**Assignment**:
Copy out all of the data exactly as it appears.

──────── Records for the task

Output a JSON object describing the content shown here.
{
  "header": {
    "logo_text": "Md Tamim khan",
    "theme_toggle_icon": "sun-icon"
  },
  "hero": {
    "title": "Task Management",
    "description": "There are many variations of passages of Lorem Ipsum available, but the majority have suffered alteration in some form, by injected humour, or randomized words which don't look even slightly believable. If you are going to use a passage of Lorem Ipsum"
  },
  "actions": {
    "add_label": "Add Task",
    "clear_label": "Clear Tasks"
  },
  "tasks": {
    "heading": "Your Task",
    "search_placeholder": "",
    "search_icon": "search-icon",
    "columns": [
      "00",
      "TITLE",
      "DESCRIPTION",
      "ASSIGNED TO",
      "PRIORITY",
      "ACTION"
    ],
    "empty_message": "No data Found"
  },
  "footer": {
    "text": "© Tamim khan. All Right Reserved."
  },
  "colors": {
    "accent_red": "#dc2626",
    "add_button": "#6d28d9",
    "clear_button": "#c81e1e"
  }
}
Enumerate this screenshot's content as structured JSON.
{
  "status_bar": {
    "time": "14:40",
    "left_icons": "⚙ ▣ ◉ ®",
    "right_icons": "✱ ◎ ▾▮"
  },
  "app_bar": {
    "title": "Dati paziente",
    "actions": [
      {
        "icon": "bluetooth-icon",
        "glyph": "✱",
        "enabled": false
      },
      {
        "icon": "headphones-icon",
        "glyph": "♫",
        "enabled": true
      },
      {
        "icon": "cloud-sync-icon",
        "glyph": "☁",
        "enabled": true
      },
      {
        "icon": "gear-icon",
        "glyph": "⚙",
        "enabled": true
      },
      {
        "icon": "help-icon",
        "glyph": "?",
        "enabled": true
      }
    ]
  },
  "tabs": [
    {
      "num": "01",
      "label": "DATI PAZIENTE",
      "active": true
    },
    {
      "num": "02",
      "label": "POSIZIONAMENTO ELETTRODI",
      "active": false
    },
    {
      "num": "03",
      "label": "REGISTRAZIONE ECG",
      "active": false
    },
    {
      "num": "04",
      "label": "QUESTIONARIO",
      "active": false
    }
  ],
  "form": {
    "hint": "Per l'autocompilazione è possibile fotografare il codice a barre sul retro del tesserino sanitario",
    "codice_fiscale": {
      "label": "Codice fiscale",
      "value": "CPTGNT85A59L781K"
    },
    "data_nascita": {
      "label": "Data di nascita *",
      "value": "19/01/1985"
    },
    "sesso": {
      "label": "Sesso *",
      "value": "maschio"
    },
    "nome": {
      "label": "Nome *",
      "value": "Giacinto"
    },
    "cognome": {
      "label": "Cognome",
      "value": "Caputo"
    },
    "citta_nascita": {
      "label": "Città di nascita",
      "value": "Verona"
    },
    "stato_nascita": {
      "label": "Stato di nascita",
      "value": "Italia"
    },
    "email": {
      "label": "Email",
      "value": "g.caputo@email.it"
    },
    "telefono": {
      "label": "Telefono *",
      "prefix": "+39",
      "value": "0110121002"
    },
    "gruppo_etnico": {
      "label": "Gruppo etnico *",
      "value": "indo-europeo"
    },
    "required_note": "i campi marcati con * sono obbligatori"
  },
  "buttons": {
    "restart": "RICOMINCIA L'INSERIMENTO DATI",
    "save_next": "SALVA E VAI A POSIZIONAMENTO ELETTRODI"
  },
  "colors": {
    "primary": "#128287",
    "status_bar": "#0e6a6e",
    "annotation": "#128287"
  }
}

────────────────

**Answer section**:
Output a JSON object describing the content shown here.
{
  "header": {
    "logo_text": "Md Tamim khan",
    "theme_toggle_icon": "sun-icon"
  },
  "hero": {
    "title": "Task Management",
    "description": "There are many variations of passages of Lorem Ipsum available, but the majority have suffered alteration in some form, by injected humour, or randomized words which don't look even slightly believable. If you are going to use a passage of Lorem Ipsum"
  },
  "actions": {
    "add_label": "Add Task",
    "clear_label": "Clear Tasks"
  },
  "tasks": {
    "heading": "Your Task",
    "search_placeholder": "",
    "search_icon": "search-icon",
    "columns": [
      "00",
      "TITLE",
      "DESCRIPTION",
      "ASSIGNED TO",
      "PRIORITY",
      "ACTION"
    ],
    "empty_message": "No data Found"
  },
  "footer": {
    "text": "© Tamim khan. All Right Reserved."
  },
  "colors": {
    "accent_red": "#dc2626",
    "add_button": "#6d28d9",
    "clear_button": "#c81e1e"
  }
}
Enumerate this screenshot's content as structured JSON.
{
  "status_bar": {
    "time": "14:40",
    "left_icons": "⚙ ▣ ◉ ®",
    "right_icons": "✱ ◎ ▾▮"
  },
  "app_bar": {
    "title": "Dati paziente",
    "actions": [
      {
        "icon": "bluetooth-icon",
        "glyph": "✱",
        "enabled": false
      },
      {
        "icon": "headphones-icon",
        "glyph": "♫",
        "enabled": true
      },
      {
        "icon": "cloud-sync-icon",
        "glyph": "☁",
        "enabled": true
      },
      {
        "icon": "gear-icon",
        "glyph": "⚙",
        "enabled": true
      },
      {
        "icon": "help-icon",
        "glyph": "?",
        "enabled": true
      }
    ]
  },
  "tabs": [
    {
      "num": "01",
      "label": "DATI PAZIENTE",
      "active": true
    },
    {
      "num": "02",
      "label": "POSIZIONAMENTO ELETTRODI",
      "active": false
    },
    {
      "num": "03",
      "label": "REGISTRAZIONE ECG",
      "active": false
    },
    {
      "num": "04",
      "label": "QUESTIONARIO",
      "active": false
    }
  ],
  "form": {
    "hint": "Per l'autocompilazione è possibile fotografare il codice a barre sul retro del tesserino sanitario",
    "codice_fiscale": {
      "label": "Codice fiscale",
      "value": "CPTGNT85A59L781K"
    },
    "data_nascita": {
      "label": "Data di nascita *",
      "value": "19/01/1985"
    },
    "sesso": {
      "label": "Sesso *",
      "value": "maschio"
    },
    "nome": {
      "label": "Nome *",
      "value": "Giacinto"
    },
    "cognome": {
      "label": "Cognome",
      "value": "Caputo"
    },
    "citta_nascita": {
      "label": "Città di nascita",
      "value": "Verona"
    },
    "stato_nascita": {
      "label": "Stato di nascita",
      "value": "Italia"
    },
    "email": {
      "label": "Email",
      "value": "g.caputo@email.it"
    },
    "telefono": {
      "label": "Telefono *",
      "prefix": "+39",
      "value": "0110121002"
    },
    "gruppo_etnico": {
      "label": "Gruppo etnico *",
      "value": "indo-europeo"
    },
    "required_note": "i campi marcati con * sono obbligatori"
  },
  "buttons": {
    "restart": "RICOMINCIA L'INSERIMENTO DATI",
    "save_next": "SALVA E VAI A POSIZIONAMENTO ELETTRODI"
  },
  "colors": {
    "primary": "#128287",
    "status_bar": "#0e6a6e",
    "annotation": "#128287"
  }
}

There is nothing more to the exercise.